This course involves intensive analysis, discussion, and writing concerning works of art in museum collections and exhibitions, and in alternative exhibition spaces. Students will study the philosophical as well as the practical to define and understand the nature of the art that society produces and values. The colloquium meets in New York City for 2 weeks in January.

 

HIST/HRTS 3317: Persecution to Affirmation: Sexual Minorities and Human Rights taught by:
Professors Dr. Doyle and Maxime Foerster

Shuttles Hall 315 – TuTh 2:00 – 3:20 PM
Travel to Amsterdam during Spring Break, 6 - 13 May

15 honor students will travel and conduct research as Richter Fellows in Amsterdam, Netherlands over the spring break.

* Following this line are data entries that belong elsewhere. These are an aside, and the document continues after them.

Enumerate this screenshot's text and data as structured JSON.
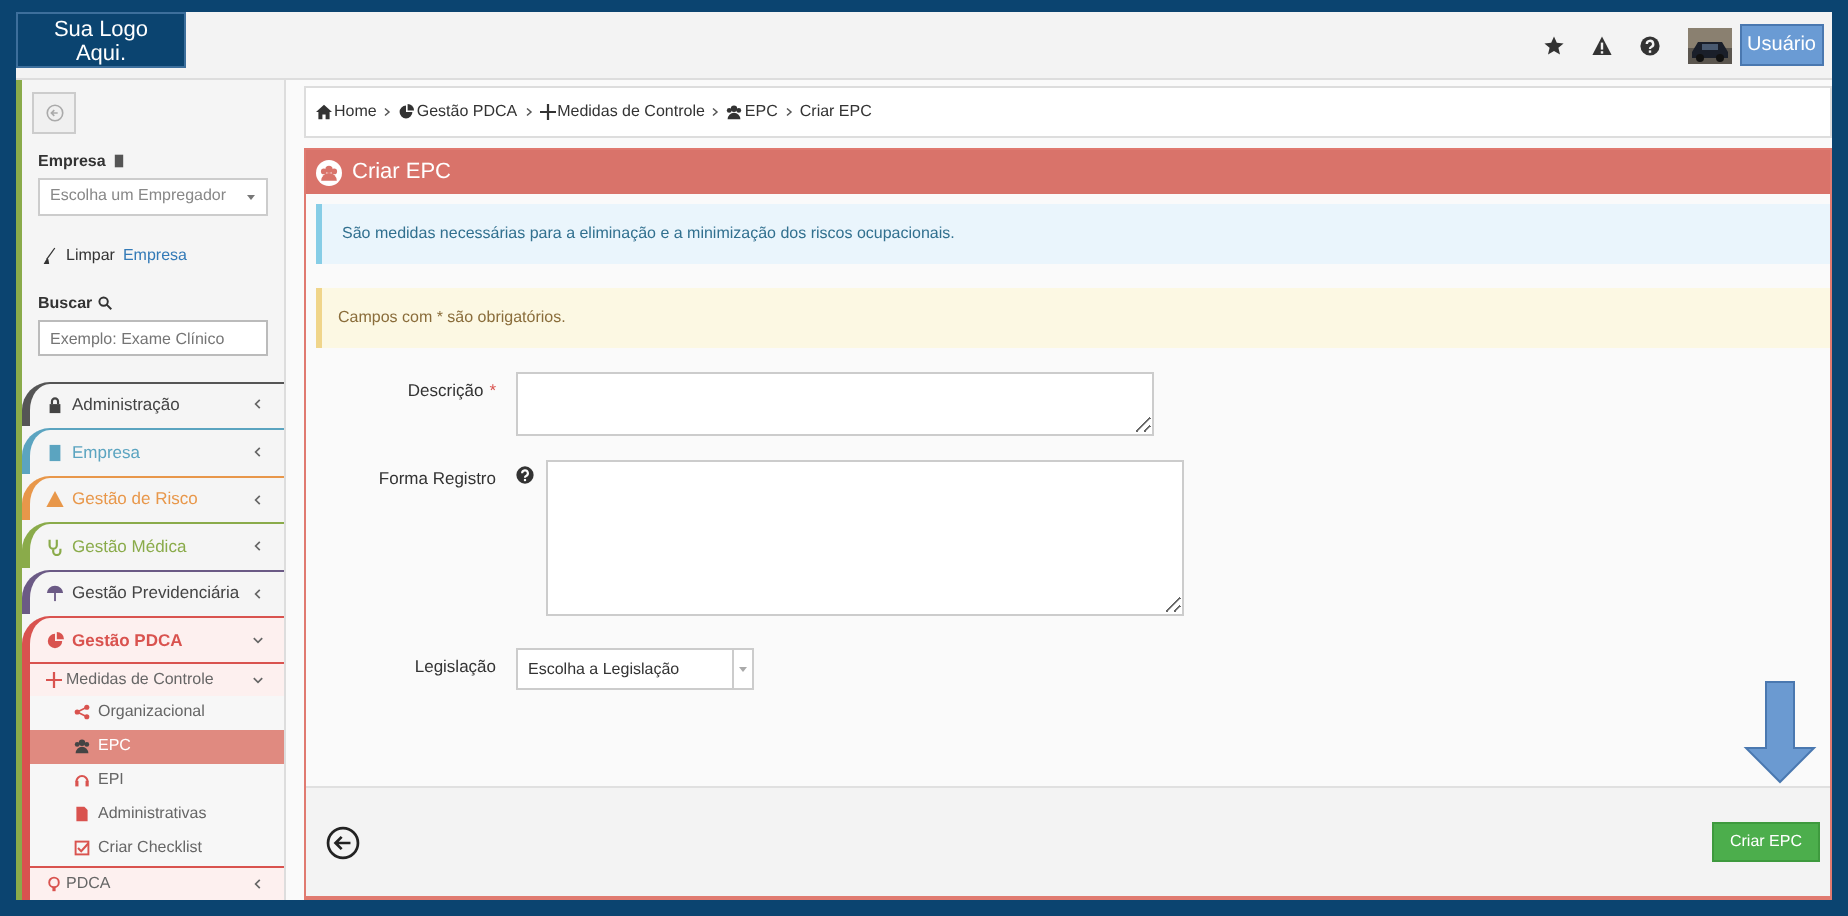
{
  "logo": {
    "text": "Sua Logo Aqui."
  },
  "topbar": {
    "user_button": "Usuário"
  },
  "sidebar": {
    "company_label": "Empresa",
    "company_select": {
      "placeholder": "Escolha um Empregador"
    },
    "clear_link": {
      "prefix": "Limpar",
      "link": "Empresa"
    },
    "search_label": "Buscar",
    "search": {
      "placeholder": "Exemplo: Exame Clínico"
    },
    "menu": [
      {
        "label": "Administração",
        "color": "#555555",
        "expanded": false
      },
      {
        "label": "Empresa",
        "color": "#5ba4c0",
        "expanded": false
      },
      {
        "label": "Gestão de Risco",
        "color": "#e8974a",
        "expanded": false
      },
      {
        "label": "Gestão Médica",
        "color": "#8aab4a",
        "expanded": false
      },
      {
        "label": "Gestão Previdenciária",
        "color": "#6b5a85",
        "expanded": false
      },
      {
        "label": "Gestão PDCA",
        "color": "#d9534f",
        "expanded": true,
        "children": [
          {
            "label": "Medidas de Controle",
            "expanded": true,
            "children": [
              {
                "label": "Organizacional",
                "selected": false
              },
              {
                "label": "EPC",
                "selected": true
              },
              {
                "label": "EPI",
                "selected": false
              },
              {
                "label": "Administrativas",
                "selected": false
              },
              {
                "label": "Criar Checklist",
                "selected": false
              }
            ]
          },
          {
            "label": "PDCA",
            "expanded": false
          }
        ]
      }
    ]
  },
  "breadcrumb": [
    "Home",
    "Gestão PDCA",
    "Medidas de Controle",
    "EPC",
    "Criar EPC"
  ],
  "panel": {
    "title": "Criar EPC",
    "info": "São medidas necessárias para a eliminação e a minimização dos riscos ocupacionais.",
    "warning": "Campos com * são obrigatórios.",
    "fields": [
      {
        "label": "Descrição",
        "kind": "textarea",
        "required_mark": "*"
      },
      {
        "label": "Forma Registro",
        "kind": "textarea",
        "help": true
      },
      {
        "label": "Legislação",
        "kind": "select",
        "value": "Escolha a Legislação"
      }
    ],
    "submit": "Criar EPC"
  }
}
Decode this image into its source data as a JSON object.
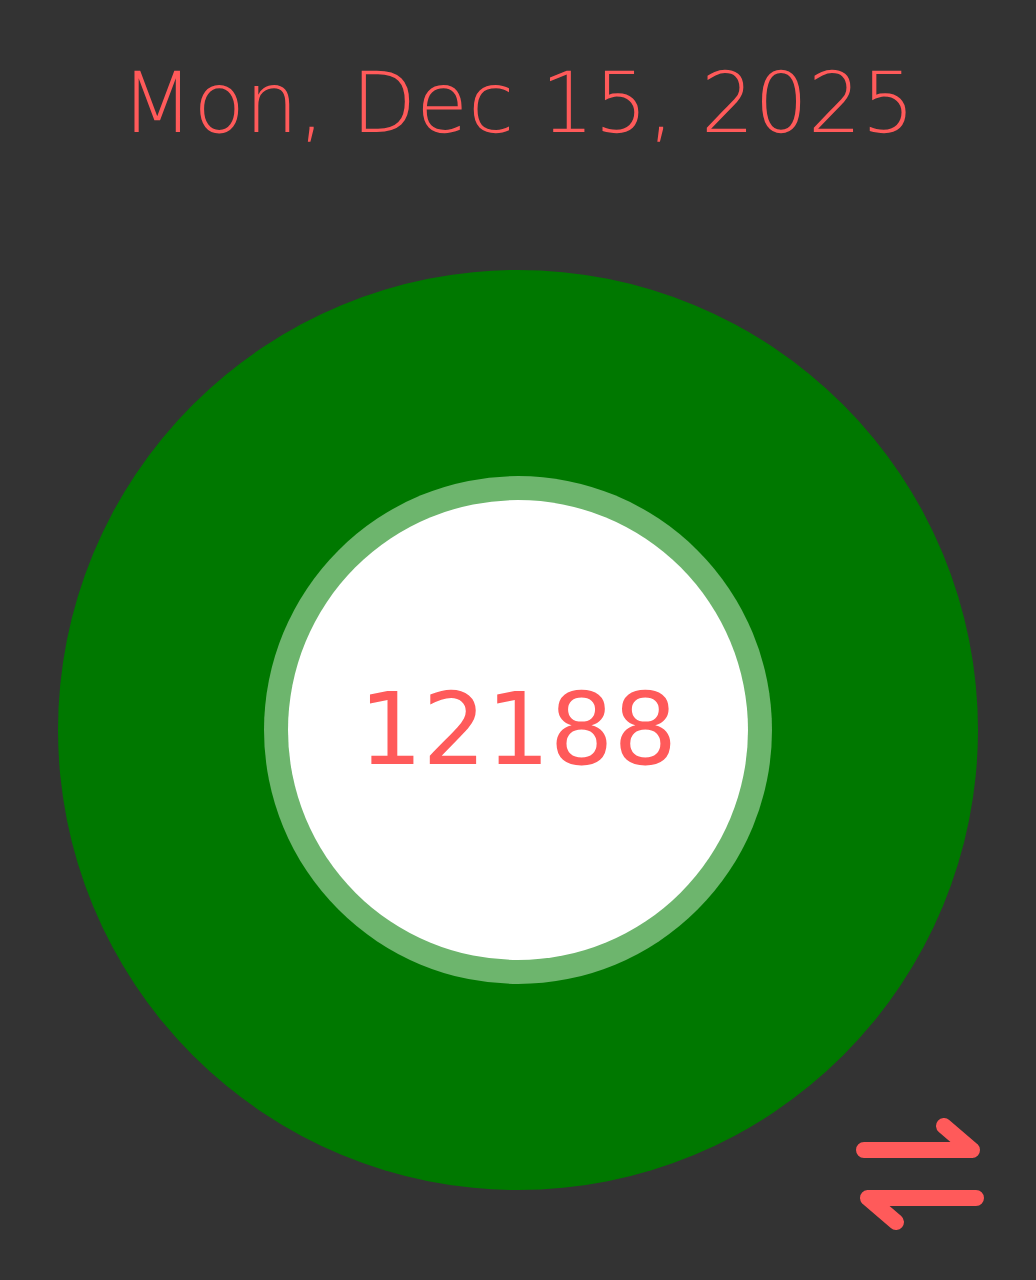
{
  "date": "Mon, Dec 15, 2025",
  "steps": "12188"
}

The focus of this class will be issues of gender and sexuality across time and place. Over the spring break the class will remain for the most part in Amsterdam—studying and touring the city, past and present controversies and issues surrounding gender and sexuality, and meeting with people from other parts of the globe who have arrived in Amsterdam as refugees.

The progression of course will begin with readings on the modern human rights movement and its basic components. We will then move to a series of comparative readings that examine how sexuality and sexual orientation and gender “slippage” have been understood in different parts of the world over time and continue to be today. These ‘case studies’, while necessarily limited in scope, will begin to illustrate for the student just how differently those with same sex attractions or gender bending have been understood—and treated—across time and place. In an effort to illustrate people’s real agency in the face of adversity, cruelty, and discrimination, the readings will not focus entirely on oppression, but will also detail how the human spirit manages to innovate and adapt.

Spring 2015:

ASAG 3350: New York Colloquium taught by Professor Phillip Van Keuren

J-Term: Sunday, January 4th, 2015 (arrival) through Sunday, January 18th, 2015 (departure)

This course involves intensive analysis, discussion, and writing concerning works of art in museum collections and exhibitions, and in alternative exhibition spaces. Students will study the philosophical as well as the practical to define and understand the nature of the art that society produces and values. The colloquium meets in New York City for 2 weeks in January.

 

ARHS 3382: Art and Experience in Inka Peru taught by Professor Adam Herring

Owen Fine Arts Center 1635 – Monday 2:00 – 4:50PM
Travel to Peru at the end of the semester, 1 – 9 May

Twelve students will have the opportunity to participate in a UHP 3000-level seminar on the history and aesthetics of Inka Peru with Professor Adam Herring of SMU Art History. After spending a semester studying the art, culture, and history of the Inka tradition of South America, the students will then travel to Peru to experience Inka art and architecture first-hand. Students will visit Inka sites in and around the old Inka capital of Cusco, Peru, culminating in an extended visit to Machu Picchu

PLSC 3330: Law, Politics, and the Supreme Court taught by Professor Joseph Kobylka

Hyer Hall 200 – MWF 11:00 – 11:50AM
Travel to Washington D.C. during Spring Break!

An introduction to the uniquely political and legal role played by the Supreme Court in elaborating the scope of governmental power and defining individual rights and liberties. The course will require a major research project partially based on Supreme Court Justice papers.

See the full course lists for more information on these wonderful opportunities!